Upon arrival I was greeted by numerous Santas and provided with my outfit for the morning’s event. Sexy Santa I was not – but then, nor was anyone else. The atmosphere was one of frivolity as the sea of Santas grew. I found a number of people who I knew and we entertained ourselves by climbing on the jungle gym to get a photo or 12.
As a warm up, the race organisers held a mass Zumba class – 150 or so Santas sashaying away to “Gangham Style” – it was a sight to behold. Then before I knew it, the start time had rolled around and I was lining up to run for the first time ever as Santa Claus. I was already sweating before I started – not a great sign of things to come.
I find that the first kilometre of any run is always the hardest, and this one was made all the more difficult by having to constantly adjust my Santa suit while running to ensure my Santa jacket stayed done up and my Santa shorts did not fall down around my knees causing me to fall on my face with my bum in the air (hello front page of the NewMail). Definitely no PB was going to be had in this run then! (Just thought I should point out that I was wearing my usual running gear underneath the suit – there was no fear of a nudey run at any stage! And I also note that I have once again mentioned my bum in my blog. I did say a few posts ago that I would stop doing that, but there it is again. My bum. Bum, bum, bum. Ok, I think it is out of my system now. No more bum references.)

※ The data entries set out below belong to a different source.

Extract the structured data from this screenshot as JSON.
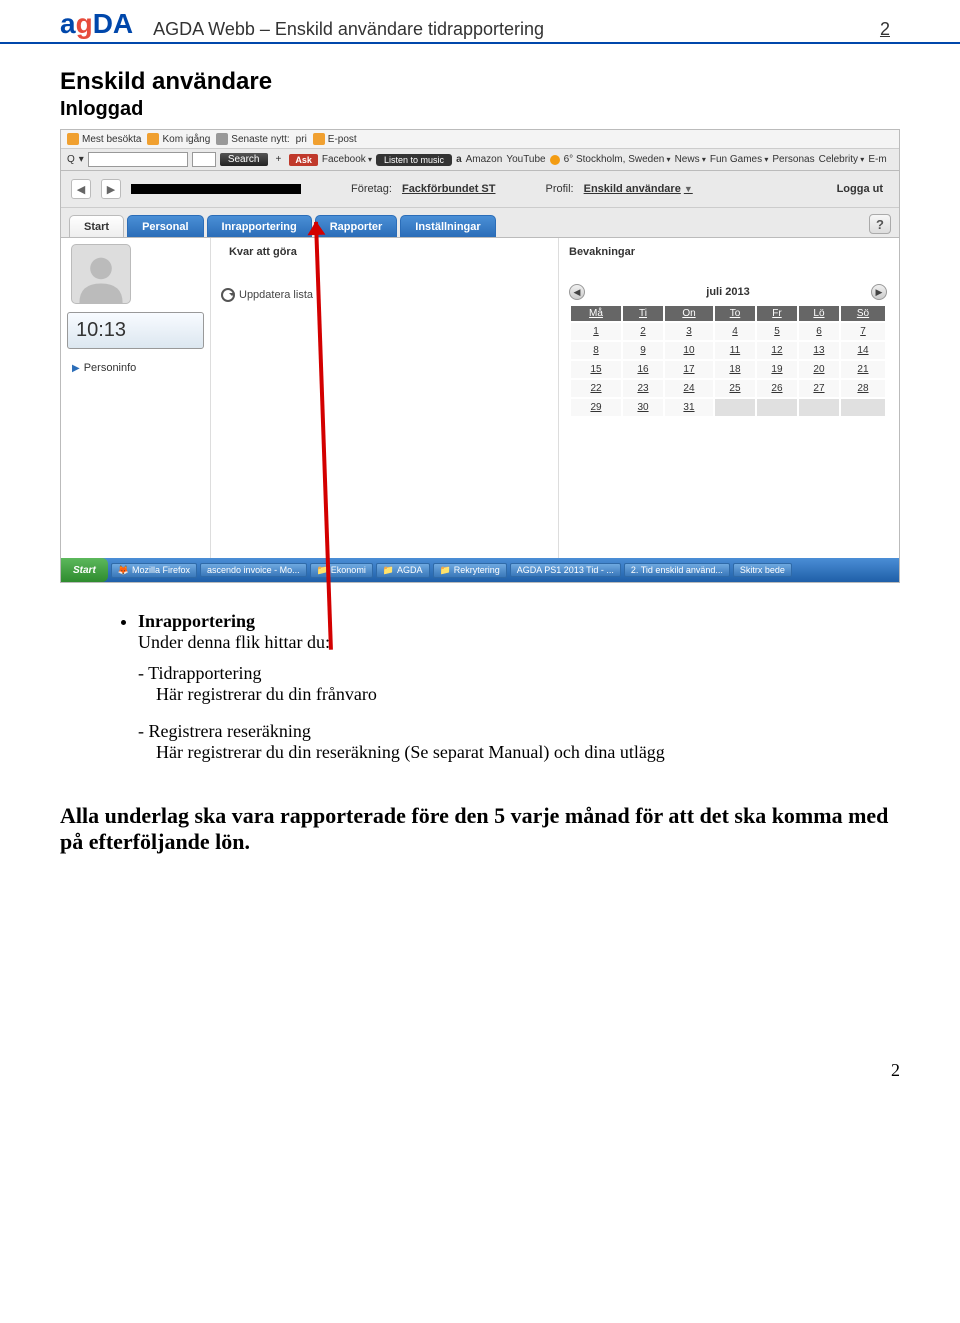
{
  "header": {
    "logo": "agDA",
    "title": "AGDA Webb – Enskild användare tidrapportering",
    "page_top": "2"
  },
  "doc": {
    "h2": "Enskild användare",
    "h3": "Inloggad"
  },
  "bookmarks": {
    "items": [
      "Mest besökta",
      "Kom igång",
      "Senaste nytt:",
      "pri",
      "E-post"
    ]
  },
  "toolbar": {
    "search_label": "Q",
    "search_btn": "Search",
    "plus": "+",
    "ask": "Ask",
    "items": [
      "Facebook",
      "Listen to music",
      "Amazon",
      "YouTube",
      "6° Stockholm, Sweden",
      "News",
      "Fun Games",
      "Personas",
      "Celebrity",
      "E-m"
    ]
  },
  "infobar": {
    "company_label": "Företag:",
    "company_value": "Fackförbundet ST",
    "profile_label": "Profil:",
    "profile_value": "Enskild användare",
    "logout": "Logga ut"
  },
  "tabs": [
    "Start",
    "Personal",
    "Inrapportering",
    "Rapporter",
    "Inställningar"
  ],
  "help": "?",
  "left": {
    "clock": "10:13",
    "personinfo": "Personinfo"
  },
  "mid": {
    "title": "Kvar att göra",
    "refresh": "Uppdatera lista"
  },
  "right": {
    "title": "Bevakningar",
    "cal_title": "juli 2013",
    "days": [
      "Må",
      "Ti",
      "On",
      "To",
      "Fr",
      "Lö",
      "Sö"
    ],
    "rows": [
      [
        "1",
        "2",
        "3",
        "4",
        "5",
        "6",
        "7"
      ],
      [
        "8",
        "9",
        "10",
        "11",
        "12",
        "13",
        "14"
      ],
      [
        "15",
        "16",
        "17",
        "18",
        "19",
        "20",
        "21"
      ],
      [
        "22",
        "23",
        "24",
        "25",
        "26",
        "27",
        "28"
      ],
      [
        "29",
        "30",
        "31",
        "",
        "",
        "",
        ""
      ]
    ]
  },
  "taskbar": {
    "start": "Start",
    "items": [
      "Mozilla Firefox",
      "ascendo invoice - Mo...",
      "Ekonomi",
      "AGDA",
      "Rekrytering",
      "AGDA PS1 2013 Tid - ...",
      "2. Tid enskild använd...",
      "Skitrx bede"
    ]
  },
  "bullets": {
    "main": "Inrapportering",
    "main_sub": "Under denna flik hittar du:",
    "item1_title": "- Tidrapportering",
    "item1_body": "Här registrerar du din frånvaro",
    "item2_title": "- Registrera reseräkning",
    "item2_body": "Här registrerar du din reseräkning (Se separat Manual) och dina utlägg"
  },
  "note": "Alla underlag ska vara rapporterade före den 5 varje månad för att det ska komma med på efterföljande lön.",
  "footer_page": "2"
}
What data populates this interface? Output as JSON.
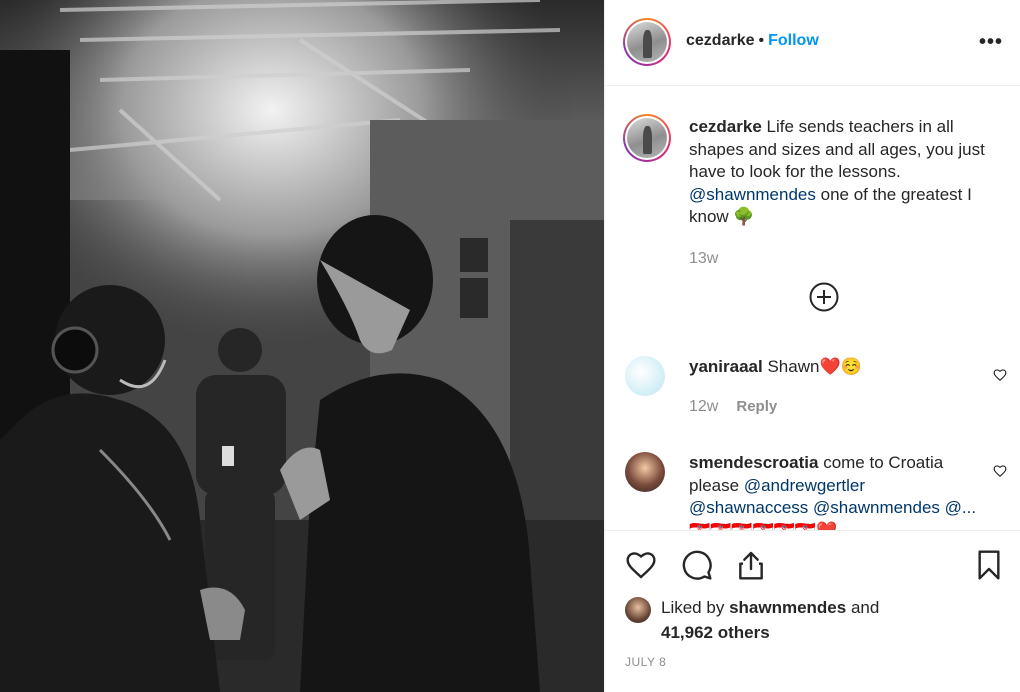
{
  "photo": {
    "alt_icon": "backstage-photo"
  },
  "header": {
    "username": "cezdarke",
    "separator": "•",
    "follow_label": "Follow",
    "more_icon": "more-options-icon"
  },
  "caption": {
    "username": "cezdarke",
    "text_1": "Life sends teachers in all shapes and sizes and all ages, you just have to look for the lessons.",
    "mention": "@shawnmendes",
    "text_2": "one of the greatest I know",
    "emoji": "🌳",
    "time": "13w"
  },
  "load_more_icon": "plus-circle-icon",
  "comments": [
    {
      "username": "yaniraaal",
      "text": "Shawn",
      "emoji": "❤️☺️",
      "time": "12w",
      "reply_label": "Reply"
    },
    {
      "username": "smendescroatia",
      "text_1": "come to Croatia please",
      "mention_1": "@andrewgertler",
      "mention_2": "@shawnaccess",
      "mention_3": "@shawnmendes",
      "partial": "@...",
      "emoji_row": "🇭🇷🇭🇷🇭🇷🇭🇷🇭🇷🇭🇷❤️"
    }
  ],
  "likes": {
    "prefix": "Liked by",
    "user": "shawnmendes",
    "connector": "and",
    "others": "41,962 others"
  },
  "date": "JULY 8",
  "colors": {
    "accent": "#0095f6",
    "mention": "#00376b",
    "muted": "#8e8e8e",
    "heart_red": "#ed4956"
  }
}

I also quickly learnt that running with a beard strapped to your face is not comfortable; and in fact, is quite irritating. But I wanted to keep to the theme of the run and was determined to keep my Santa suit on throughout the duration of the race despite the discomfort.
However, by around 3.5km into the run I was really feeling the heat and decided that the jacket and beard would have to go. When one is running in 30 degrees Celsius temperatures and 70% humidity, jackets and beards are not really the best idea. So I am a little sad to say that while I finished the race, I was only half the Santa I was at the start of the race.

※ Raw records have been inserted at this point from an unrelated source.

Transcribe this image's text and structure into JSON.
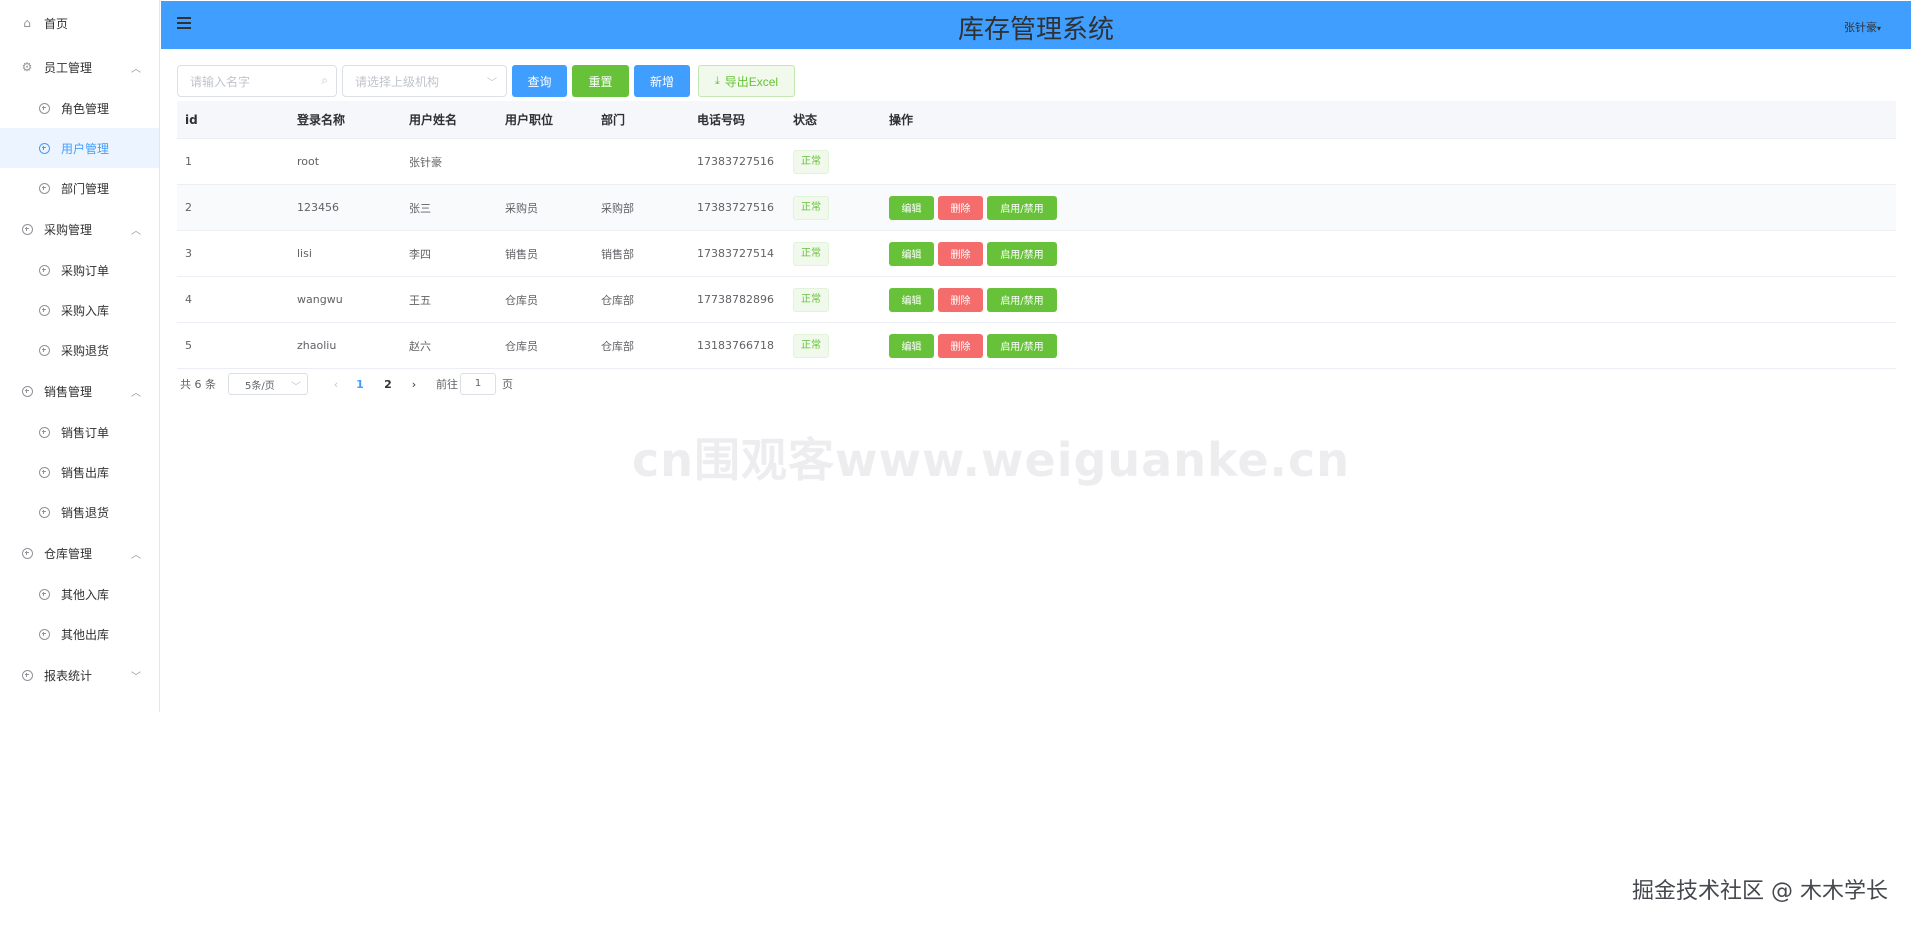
{
  "header": {
    "title": "库存管理系统",
    "user": "张针豪"
  },
  "sidebar": {
    "home": "首页",
    "groups": [
      {
        "label": "员工管理",
        "items": [
          "角色管理",
          "用户管理",
          "部门管理"
        ]
      },
      {
        "label": "采购管理",
        "items": [
          "采购订单",
          "采购入库",
          "采购退货"
        ]
      },
      {
        "label": "销售管理",
        "items": [
          "销售订单",
          "销售出库",
          "销售退货"
        ]
      },
      {
        "label": "仓库管理",
        "items": [
          "其他入库",
          "其他出库"
        ]
      },
      {
        "label": "报表统计",
        "items": []
      }
    ],
    "active_item": "用户管理"
  },
  "toolbar": {
    "search_placeholder": "请输入名字",
    "org_placeholder": "请选择上级机构",
    "query_label": "查询",
    "reset_label": "重置",
    "add_label": "新增",
    "export_label": "导出Excel"
  },
  "table": {
    "headers": [
      "id",
      "登录名称",
      "用户姓名",
      "用户职位",
      "部门",
      "电话号码",
      "状态",
      "操作"
    ],
    "rows": [
      {
        "id": "1",
        "login": "root",
        "name": "张针豪",
        "position": "",
        "dept": "",
        "phone": "17383727516",
        "status": "正常",
        "has_actions": false
      },
      {
        "id": "2",
        "login": "123456",
        "name": "张三",
        "position": "采购员",
        "dept": "采购部",
        "phone": "17383727516",
        "status": "正常",
        "has_actions": true
      },
      {
        "id": "3",
        "login": "lisi",
        "name": "李四",
        "position": "销售员",
        "dept": "销售部",
        "phone": "17383727514",
        "status": "正常",
        "has_actions": true
      },
      {
        "id": "4",
        "login": "wangwu",
        "name": "王五",
        "position": "仓库员",
        "dept": "仓库部",
        "phone": "17738782896",
        "status": "正常",
        "has_actions": true
      },
      {
        "id": "5",
        "login": "zhaoliu",
        "name": "赵六",
        "position": "仓库员",
        "dept": "仓库部",
        "phone": "13183766718",
        "status": "正常",
        "has_actions": true
      }
    ],
    "actions": {
      "edit": "编辑",
      "delete": "删除",
      "toggle": "启用/禁用"
    }
  },
  "pagination": {
    "total_label": "共 6 条",
    "page_size": "5条/页",
    "pages": [
      "1",
      "2"
    ],
    "current_page": "1",
    "goto_label": "前往",
    "goto_value": "1",
    "page_suffix": "页"
  },
  "watermarks": {
    "center": "cn围观客www.weiguanke.cn",
    "corner": "掘金技术社区 @ 木木学长"
  },
  "colors": {
    "primary": "#409eff",
    "success": "#67c23a",
    "danger": "#f56c6c"
  }
}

Apart from the heat and mild discomfort from the outfit, it was quite amusing to be running along with a group of Santas past people who clearly had no idea what was going on – we certainly did cause a bit of a commotion with those who were out and about early enough to be greeted by such a sight. And the organisers had taken the time to write some fun notes in chalk on the pavement which kept the participants entertained for the duration of the 5kms.
So all in all, whilst it was a very hot and sometimes uncomfortable run, it was a really fun morning, and the organisers, runners and general crowd were all fantastic. I had a great time, I raised some money for charity, I got my morning exercise, and I felt great for the rest of the day – a good result all round.
Introspection time out
From my Santa Claus fun run experience (and subsequent writing about it) I have learnt that:
- Santa costumes and running should not mix.
- That you can have fun and run at the same time – go figure!
- That if you make an effort to do something, you will be rewarded in any number of ways. For example, by making an effort to get up at 5:45am on a Sunday to dress as Santa Claus and run for 5km, I managed to raise money for charity, get some exercise, meet some new people, and have a lot of laughs. It is important to make the effort, even when the activity is outside your comfort zone. Good things come to those that make an effort. So many people waste their lives waiting for something to happen to them, when really, they should be putting in a bit of effort to MAKE something happen.
- I have an issue with Christmas in summer time.
Another week down; 42 more to go. So I say sayonara for this week and leave you with the following thought of the day from the musical Avenue Q:
“There is life outside your apartment.
I know it’s hard to conceive.
But there’s life outside your apartment.
And you’re only gonna see it if you leave.
There is cool shit to do,
But it can’t come to you….
There is life outside your apartment.
But you gotta open the door.”